YOUR article on anniversaries ('You must remember this', 24 April) mistakenly refers to the Warsaw Uprising of 1944 as 'the Warsaw ghetto rising'. There were two Warsaw risings. The first, that of the Warsaw ghetto, began on 19 April 1943, when remnants of the city's Jewish population (the ghetto initially numbered around 500,000 people) fought a desperate and heroic battle against total annihilation by the Nazis. The second, the Warsaw Uprising, started on 1 August 1944 and lasted 63 days. It ended on 2 October, not 3 October, as you claim. It was a desperate bid by the city's population to oust the Germans and take control of the capital before the arrival of the Soviet army. Nearly a quarter of a million Poles were slaughtered and, on Hitler's orders, the city blown up block by block in reprisal. Meanwhile, the Red Army sat idly watching the destruction from the Vistula.

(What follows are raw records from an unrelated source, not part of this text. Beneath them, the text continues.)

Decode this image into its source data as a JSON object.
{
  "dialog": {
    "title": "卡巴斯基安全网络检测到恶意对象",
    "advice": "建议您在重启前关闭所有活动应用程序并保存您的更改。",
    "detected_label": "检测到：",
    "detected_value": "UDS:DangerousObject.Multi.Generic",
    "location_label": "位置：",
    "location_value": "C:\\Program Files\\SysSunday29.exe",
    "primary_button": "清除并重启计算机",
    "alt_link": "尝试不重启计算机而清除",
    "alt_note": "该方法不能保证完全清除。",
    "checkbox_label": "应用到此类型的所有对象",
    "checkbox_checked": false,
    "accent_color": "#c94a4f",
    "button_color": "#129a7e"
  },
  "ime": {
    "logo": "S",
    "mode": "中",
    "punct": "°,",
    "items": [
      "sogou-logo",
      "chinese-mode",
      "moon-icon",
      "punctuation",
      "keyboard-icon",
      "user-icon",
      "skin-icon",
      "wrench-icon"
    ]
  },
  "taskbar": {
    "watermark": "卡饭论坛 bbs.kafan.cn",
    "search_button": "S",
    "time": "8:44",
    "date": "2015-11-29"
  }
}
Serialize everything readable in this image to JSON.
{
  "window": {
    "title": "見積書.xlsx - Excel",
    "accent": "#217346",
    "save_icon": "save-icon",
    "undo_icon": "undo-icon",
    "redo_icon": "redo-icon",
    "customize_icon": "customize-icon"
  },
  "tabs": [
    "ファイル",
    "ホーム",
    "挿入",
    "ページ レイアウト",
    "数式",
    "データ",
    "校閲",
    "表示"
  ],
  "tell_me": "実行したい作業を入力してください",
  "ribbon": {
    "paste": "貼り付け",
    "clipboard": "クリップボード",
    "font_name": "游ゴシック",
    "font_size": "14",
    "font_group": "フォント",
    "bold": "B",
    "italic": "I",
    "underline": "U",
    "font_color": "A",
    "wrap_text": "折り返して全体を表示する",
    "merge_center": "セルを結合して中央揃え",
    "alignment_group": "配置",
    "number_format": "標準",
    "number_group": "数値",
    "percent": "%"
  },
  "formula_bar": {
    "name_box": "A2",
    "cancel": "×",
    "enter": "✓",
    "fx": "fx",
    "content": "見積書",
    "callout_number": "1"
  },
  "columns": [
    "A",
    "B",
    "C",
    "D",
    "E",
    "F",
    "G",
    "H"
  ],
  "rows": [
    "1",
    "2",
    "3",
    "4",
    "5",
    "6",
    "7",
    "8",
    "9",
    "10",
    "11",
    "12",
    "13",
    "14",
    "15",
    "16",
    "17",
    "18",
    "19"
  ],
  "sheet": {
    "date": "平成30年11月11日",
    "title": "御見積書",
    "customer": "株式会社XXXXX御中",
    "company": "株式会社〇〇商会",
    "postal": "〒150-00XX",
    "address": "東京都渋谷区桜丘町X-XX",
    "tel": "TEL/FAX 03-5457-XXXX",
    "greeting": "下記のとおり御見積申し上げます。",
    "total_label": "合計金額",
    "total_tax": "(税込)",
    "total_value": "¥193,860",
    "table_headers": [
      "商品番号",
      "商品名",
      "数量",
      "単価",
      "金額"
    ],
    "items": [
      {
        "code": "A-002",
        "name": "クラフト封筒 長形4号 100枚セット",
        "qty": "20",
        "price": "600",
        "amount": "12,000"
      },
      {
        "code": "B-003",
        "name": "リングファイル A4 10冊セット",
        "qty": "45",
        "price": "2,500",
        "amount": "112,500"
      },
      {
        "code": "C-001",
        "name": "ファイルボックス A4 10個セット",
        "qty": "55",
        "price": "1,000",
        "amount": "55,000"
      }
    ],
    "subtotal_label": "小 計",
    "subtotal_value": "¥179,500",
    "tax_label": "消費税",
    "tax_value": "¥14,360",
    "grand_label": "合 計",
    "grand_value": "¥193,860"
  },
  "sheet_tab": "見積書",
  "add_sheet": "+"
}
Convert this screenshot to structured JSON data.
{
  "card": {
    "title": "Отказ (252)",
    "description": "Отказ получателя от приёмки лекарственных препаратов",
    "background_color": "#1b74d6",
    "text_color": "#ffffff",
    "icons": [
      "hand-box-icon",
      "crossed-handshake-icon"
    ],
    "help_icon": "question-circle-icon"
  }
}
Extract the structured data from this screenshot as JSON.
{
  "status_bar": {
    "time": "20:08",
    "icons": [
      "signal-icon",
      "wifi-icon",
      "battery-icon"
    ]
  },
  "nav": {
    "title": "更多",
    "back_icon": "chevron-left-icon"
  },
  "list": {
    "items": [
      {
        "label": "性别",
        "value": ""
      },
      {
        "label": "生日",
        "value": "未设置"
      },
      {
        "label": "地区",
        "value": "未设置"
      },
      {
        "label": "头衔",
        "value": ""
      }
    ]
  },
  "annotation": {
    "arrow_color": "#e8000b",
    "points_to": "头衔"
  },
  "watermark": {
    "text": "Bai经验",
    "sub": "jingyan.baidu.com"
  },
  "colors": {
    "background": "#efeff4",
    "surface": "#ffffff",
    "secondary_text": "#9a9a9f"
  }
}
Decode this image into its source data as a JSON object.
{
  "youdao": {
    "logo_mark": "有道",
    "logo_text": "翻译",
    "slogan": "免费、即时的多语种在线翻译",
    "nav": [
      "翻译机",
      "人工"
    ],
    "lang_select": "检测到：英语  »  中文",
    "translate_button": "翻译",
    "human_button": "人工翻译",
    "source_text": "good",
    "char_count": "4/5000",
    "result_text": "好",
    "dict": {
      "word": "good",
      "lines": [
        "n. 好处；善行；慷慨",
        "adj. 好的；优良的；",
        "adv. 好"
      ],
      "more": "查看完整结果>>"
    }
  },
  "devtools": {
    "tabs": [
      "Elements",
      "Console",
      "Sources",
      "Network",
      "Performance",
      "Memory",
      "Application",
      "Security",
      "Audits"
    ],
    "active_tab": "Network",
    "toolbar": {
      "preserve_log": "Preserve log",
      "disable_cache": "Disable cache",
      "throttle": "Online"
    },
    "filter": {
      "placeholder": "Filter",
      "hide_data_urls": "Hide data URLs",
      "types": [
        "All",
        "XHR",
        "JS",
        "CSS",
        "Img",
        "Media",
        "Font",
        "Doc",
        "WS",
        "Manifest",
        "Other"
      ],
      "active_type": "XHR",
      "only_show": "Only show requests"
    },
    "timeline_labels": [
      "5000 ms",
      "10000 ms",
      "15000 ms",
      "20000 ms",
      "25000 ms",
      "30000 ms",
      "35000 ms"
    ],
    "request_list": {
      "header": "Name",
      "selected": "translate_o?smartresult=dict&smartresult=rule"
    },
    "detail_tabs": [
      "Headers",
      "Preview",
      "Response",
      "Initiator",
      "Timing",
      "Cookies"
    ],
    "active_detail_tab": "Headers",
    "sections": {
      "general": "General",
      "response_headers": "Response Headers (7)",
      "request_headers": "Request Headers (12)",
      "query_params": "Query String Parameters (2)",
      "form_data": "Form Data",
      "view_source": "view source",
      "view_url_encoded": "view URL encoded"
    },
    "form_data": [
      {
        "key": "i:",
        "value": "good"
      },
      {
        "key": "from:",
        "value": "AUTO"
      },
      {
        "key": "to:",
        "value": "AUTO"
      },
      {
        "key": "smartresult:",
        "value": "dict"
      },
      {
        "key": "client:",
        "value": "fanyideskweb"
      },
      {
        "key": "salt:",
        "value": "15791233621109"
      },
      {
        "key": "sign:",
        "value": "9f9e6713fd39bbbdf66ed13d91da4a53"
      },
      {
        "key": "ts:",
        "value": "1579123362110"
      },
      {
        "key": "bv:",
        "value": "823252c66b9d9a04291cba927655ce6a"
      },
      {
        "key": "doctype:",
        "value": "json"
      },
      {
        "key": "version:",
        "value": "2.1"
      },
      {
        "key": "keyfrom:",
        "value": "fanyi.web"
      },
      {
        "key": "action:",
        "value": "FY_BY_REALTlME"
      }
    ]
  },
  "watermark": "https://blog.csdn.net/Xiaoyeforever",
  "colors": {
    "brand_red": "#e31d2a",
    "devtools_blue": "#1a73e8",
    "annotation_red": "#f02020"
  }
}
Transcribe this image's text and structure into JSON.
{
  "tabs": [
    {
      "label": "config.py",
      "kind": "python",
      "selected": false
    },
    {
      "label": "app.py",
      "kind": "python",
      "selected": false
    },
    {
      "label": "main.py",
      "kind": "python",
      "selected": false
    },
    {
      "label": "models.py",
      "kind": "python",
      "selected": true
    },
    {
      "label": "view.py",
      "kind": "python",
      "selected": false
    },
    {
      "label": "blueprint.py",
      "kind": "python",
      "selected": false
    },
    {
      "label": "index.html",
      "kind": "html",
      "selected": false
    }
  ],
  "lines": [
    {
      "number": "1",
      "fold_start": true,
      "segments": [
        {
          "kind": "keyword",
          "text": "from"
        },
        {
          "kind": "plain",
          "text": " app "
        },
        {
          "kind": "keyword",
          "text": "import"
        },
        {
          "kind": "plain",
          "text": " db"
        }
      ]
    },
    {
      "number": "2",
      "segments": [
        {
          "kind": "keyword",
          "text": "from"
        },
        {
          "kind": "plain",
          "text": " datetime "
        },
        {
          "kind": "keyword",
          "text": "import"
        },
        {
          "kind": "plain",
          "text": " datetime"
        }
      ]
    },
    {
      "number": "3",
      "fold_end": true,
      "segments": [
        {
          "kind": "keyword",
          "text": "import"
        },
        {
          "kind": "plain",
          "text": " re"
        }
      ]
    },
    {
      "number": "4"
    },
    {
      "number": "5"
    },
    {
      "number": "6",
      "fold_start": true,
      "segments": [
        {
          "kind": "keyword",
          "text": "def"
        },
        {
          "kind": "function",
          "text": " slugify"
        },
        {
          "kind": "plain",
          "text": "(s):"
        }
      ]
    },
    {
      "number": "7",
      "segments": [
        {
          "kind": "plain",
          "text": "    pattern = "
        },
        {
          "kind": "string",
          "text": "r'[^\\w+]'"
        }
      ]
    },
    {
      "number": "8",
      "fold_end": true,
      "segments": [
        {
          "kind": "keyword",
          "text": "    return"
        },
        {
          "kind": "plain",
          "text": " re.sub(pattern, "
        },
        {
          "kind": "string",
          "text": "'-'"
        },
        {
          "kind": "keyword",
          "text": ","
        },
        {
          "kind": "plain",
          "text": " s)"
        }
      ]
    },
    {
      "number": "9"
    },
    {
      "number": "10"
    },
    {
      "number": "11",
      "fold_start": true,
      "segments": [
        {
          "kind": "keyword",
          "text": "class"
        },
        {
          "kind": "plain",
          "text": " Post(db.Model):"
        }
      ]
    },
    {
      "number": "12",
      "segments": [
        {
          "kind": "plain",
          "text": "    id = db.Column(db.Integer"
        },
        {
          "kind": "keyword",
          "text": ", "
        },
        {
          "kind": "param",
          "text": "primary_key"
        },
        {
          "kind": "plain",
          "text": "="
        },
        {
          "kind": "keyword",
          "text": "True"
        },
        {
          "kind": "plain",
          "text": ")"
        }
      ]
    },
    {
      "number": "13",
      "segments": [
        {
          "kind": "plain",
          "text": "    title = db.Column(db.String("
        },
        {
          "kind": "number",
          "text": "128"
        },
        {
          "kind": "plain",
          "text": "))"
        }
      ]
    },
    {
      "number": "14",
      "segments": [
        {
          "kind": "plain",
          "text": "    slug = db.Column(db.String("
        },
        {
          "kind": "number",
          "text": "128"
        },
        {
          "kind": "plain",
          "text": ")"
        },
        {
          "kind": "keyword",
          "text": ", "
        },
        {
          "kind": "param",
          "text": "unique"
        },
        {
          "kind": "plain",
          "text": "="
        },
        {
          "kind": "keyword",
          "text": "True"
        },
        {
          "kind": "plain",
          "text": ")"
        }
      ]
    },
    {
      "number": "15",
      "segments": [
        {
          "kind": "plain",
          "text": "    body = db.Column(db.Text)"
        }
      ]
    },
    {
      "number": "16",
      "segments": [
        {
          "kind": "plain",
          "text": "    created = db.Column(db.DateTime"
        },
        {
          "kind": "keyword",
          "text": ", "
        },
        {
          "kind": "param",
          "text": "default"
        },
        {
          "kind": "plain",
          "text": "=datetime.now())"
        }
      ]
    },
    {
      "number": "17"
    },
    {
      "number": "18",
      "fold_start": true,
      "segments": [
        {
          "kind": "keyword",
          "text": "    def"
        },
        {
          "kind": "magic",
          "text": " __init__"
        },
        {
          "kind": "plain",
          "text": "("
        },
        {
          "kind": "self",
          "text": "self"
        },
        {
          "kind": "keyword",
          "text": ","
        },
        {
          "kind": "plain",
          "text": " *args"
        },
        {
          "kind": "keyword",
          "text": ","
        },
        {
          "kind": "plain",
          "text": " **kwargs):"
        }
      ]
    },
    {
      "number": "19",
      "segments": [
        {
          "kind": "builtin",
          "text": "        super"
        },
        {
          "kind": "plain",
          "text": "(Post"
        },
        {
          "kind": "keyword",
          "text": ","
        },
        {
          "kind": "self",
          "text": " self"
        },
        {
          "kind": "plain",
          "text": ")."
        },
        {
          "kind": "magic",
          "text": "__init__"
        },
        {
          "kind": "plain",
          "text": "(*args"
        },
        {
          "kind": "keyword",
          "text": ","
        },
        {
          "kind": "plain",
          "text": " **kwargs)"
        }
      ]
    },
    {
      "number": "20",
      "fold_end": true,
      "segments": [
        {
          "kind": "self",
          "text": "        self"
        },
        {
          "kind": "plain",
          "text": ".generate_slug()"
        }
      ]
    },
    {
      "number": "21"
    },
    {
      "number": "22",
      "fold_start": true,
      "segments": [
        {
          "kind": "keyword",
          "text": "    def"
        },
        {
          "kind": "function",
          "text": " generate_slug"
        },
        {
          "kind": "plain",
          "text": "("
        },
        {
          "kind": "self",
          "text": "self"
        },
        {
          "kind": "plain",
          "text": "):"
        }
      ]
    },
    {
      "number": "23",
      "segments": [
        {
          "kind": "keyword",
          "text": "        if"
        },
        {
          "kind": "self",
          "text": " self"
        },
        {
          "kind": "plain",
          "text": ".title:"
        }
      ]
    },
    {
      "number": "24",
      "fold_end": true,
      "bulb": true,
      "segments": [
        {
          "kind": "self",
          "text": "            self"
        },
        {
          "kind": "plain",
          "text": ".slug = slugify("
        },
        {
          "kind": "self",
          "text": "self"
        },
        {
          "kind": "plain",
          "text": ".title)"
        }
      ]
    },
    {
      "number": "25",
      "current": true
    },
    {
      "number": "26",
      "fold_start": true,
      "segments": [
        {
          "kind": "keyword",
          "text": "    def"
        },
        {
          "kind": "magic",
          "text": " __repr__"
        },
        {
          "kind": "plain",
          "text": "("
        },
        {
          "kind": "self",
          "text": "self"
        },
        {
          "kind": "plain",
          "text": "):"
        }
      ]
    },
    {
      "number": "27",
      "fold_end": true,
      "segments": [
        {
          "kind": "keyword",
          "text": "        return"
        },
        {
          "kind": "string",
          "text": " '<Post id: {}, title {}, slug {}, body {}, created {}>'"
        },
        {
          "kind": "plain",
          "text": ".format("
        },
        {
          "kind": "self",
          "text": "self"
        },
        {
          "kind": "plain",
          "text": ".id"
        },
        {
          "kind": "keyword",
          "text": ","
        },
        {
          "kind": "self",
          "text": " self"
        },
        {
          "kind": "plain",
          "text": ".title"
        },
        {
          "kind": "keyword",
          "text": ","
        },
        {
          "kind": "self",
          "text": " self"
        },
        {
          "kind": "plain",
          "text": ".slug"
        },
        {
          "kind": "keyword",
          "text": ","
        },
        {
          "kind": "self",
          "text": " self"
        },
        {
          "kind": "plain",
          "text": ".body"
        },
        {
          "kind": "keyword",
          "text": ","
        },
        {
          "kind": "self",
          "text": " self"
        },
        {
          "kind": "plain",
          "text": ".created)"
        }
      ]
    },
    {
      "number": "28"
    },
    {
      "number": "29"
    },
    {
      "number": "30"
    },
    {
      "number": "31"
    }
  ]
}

Both are significant and painful anniversaries in Polish, Jewish and wartime history, and should be commemorated as such. Imagine the uproar if similar factual errors were made over the D-Day landings.